*Problem:* Give the records again exactly. Pictures do not belong in the copy.

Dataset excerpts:
== Segment start ==

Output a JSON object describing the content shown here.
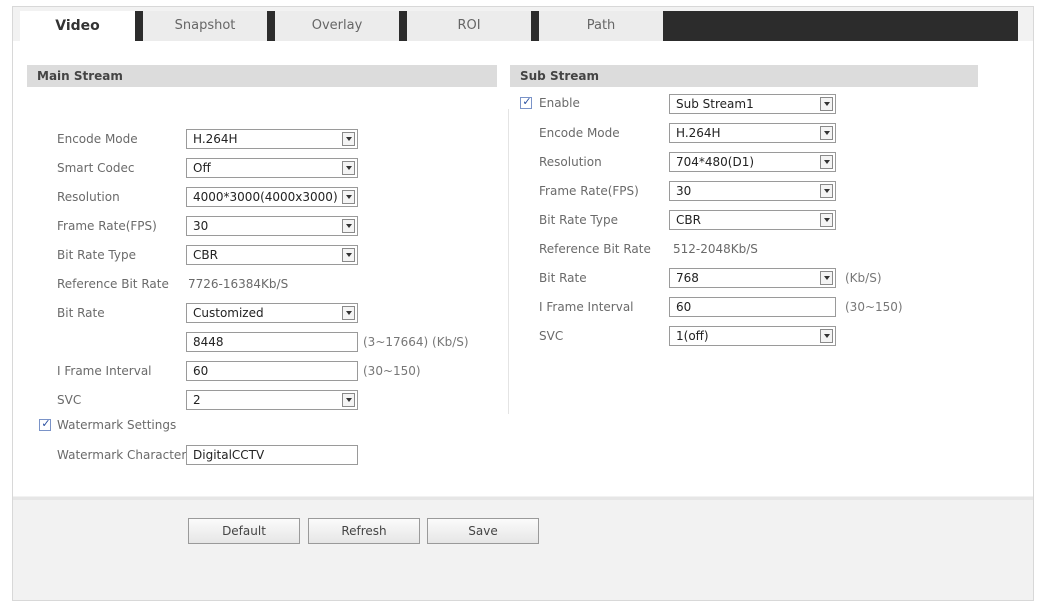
{
  "tabs": [
    "Video",
    "Snapshot",
    "Overlay",
    "ROI",
    "Path"
  ],
  "main_stream": {
    "title": "Main Stream",
    "encode_mode": {
      "label": "Encode Mode",
      "value": "H.264H"
    },
    "smart_codec": {
      "label": "Smart Codec",
      "value": "Off"
    },
    "resolution": {
      "label": "Resolution",
      "value": "4000*3000(4000x3000)"
    },
    "frame_rate": {
      "label": "Frame Rate(FPS)",
      "value": "30"
    },
    "bit_rate_type": {
      "label": "Bit Rate Type",
      "value": "CBR"
    },
    "reference_bit_rate": {
      "label": "Reference Bit Rate",
      "value": "7726-16384Kb/S"
    },
    "bit_rate": {
      "label": "Bit Rate",
      "value": "Customized",
      "custom_value": "8448",
      "hint": "(3~17664) (Kb/S)"
    },
    "i_frame_interval": {
      "label": "I Frame Interval",
      "value": "60",
      "hint": "(30~150)"
    },
    "svc": {
      "label": "SVC",
      "value": "2"
    },
    "watermark_settings": {
      "label": "Watermark Settings",
      "checked": true
    },
    "watermark_character": {
      "label": "Watermark Character",
      "value": "DigitalCCTV"
    }
  },
  "sub_stream": {
    "title": "Sub Stream",
    "enable": {
      "label": "Enable",
      "checked": true,
      "value": "Sub Stream1"
    },
    "encode_mode": {
      "label": "Encode Mode",
      "value": "H.264H"
    },
    "resolution": {
      "label": "Resolution",
      "value": "704*480(D1)"
    },
    "frame_rate": {
      "label": "Frame Rate(FPS)",
      "value": "30"
    },
    "bit_rate_type": {
      "label": "Bit Rate Type",
      "value": "CBR"
    },
    "reference_bit_rate": {
      "label": "Reference Bit Rate",
      "value": "512-2048Kb/S"
    },
    "bit_rate": {
      "label": "Bit Rate",
      "value": "768",
      "hint": "(Kb/S)"
    },
    "i_frame_interval": {
      "label": "I Frame Interval",
      "value": "60",
      "hint": "(30~150)"
    },
    "svc": {
      "label": "SVC",
      "value": "1(off)"
    }
  },
  "buttons": {
    "default": "Default",
    "refresh": "Refresh",
    "save": "Save"
  },
  "checkbox_mark": "✓"
}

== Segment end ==

*Solution below:*
Output a JSON object describing the content shown here.
{
  "tabs": [
    "Video",
    "Snapshot",
    "Overlay",
    "ROI",
    "Path"
  ],
  "main_stream": {
    "title": "Main Stream",
    "encode_mode": {
      "label": "Encode Mode",
      "value": "H.264H"
    },
    "smart_codec": {
      "label": "Smart Codec",
      "value": "Off"
    },
    "resolution": {
      "label": "Resolution",
      "value": "4000*3000(4000x3000)"
    },
    "frame_rate": {
      "label": "Frame Rate(FPS)",
      "value": "30"
    },
    "bit_rate_type": {
      "label": "Bit Rate Type",
      "value": "CBR"
    },
    "reference_bit_rate": {
      "label": "Reference Bit Rate",
      "value": "7726-16384Kb/S"
    },
    "bit_rate": {
      "label": "Bit Rate",
      "value": "Customized",
      "custom_value": "8448",
      "hint": "(3~17664) (Kb/S)"
    },
    "i_frame_interval": {
      "label": "I Frame Interval",
      "value": "60",
      "hint": "(30~150)"
    },
    "svc": {
      "label": "SVC",
      "value": "2"
    },
    "watermark_settings": {
      "label": "Watermark Settings",
      "checked": true
    },
    "watermark_character": {
      "label": "Watermark Character",
      "value": "DigitalCCTV"
    }
  },
  "sub_stream": {
    "title": "Sub Stream",
    "enable": {
      "label": "Enable",
      "checked": true,
      "value": "Sub Stream1"
    },
    "encode_mode": {
      "label": "Encode Mode",
      "value": "H.264H"
    },
    "resolution": {
      "label": "Resolution",
      "value": "704*480(D1)"
    },
    "frame_rate": {
      "label": "Frame Rate(FPS)",
      "value": "30"
    },
    "bit_rate_type": {
      "label": "Bit Rate Type",
      "value": "CBR"
    },
    "reference_bit_rate": {
      "label": "Reference Bit Rate",
      "value": "512-2048Kb/S"
    },
    "bit_rate": {
      "label": "Bit Rate",
      "value": "768",
      "hint": "(Kb/S)"
    },
    "i_frame_interval": {
      "label": "I Frame Interval",
      "value": "60",
      "hint": "(30~150)"
    },
    "svc": {
      "label": "SVC",
      "value": "1(off)"
    }
  },
  "buttons": {
    "default": "Default",
    "refresh": "Refresh",
    "save": "Save"
  },
  "checkbox_mark": "✓"
}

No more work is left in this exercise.